__ASSIGNMENT__
The required result is a copy of each line below in which "JSON" appears.

*****

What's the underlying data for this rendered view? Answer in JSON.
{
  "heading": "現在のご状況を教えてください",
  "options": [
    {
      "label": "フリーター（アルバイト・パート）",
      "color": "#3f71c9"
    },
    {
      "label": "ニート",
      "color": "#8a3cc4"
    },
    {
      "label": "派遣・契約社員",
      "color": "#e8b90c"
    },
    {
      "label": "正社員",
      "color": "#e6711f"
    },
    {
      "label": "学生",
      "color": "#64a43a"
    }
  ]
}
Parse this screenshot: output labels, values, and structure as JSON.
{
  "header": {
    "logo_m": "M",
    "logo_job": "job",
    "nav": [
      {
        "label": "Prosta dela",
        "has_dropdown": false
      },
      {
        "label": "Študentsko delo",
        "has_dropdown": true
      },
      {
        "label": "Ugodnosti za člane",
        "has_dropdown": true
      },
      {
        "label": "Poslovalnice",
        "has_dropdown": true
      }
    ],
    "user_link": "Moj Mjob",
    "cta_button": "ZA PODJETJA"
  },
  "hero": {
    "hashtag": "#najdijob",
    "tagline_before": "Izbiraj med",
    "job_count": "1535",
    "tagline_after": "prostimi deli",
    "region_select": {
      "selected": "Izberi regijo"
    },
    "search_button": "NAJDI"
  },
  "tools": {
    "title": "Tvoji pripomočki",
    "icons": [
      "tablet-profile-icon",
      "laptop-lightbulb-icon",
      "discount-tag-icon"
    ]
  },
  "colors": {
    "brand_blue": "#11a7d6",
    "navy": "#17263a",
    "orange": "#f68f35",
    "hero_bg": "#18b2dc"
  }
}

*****

__SOLUTION__
What's the underlying data for this rendered view? Answer in JSON.
Parse this screenshot: output labels, values, and structure as JSON.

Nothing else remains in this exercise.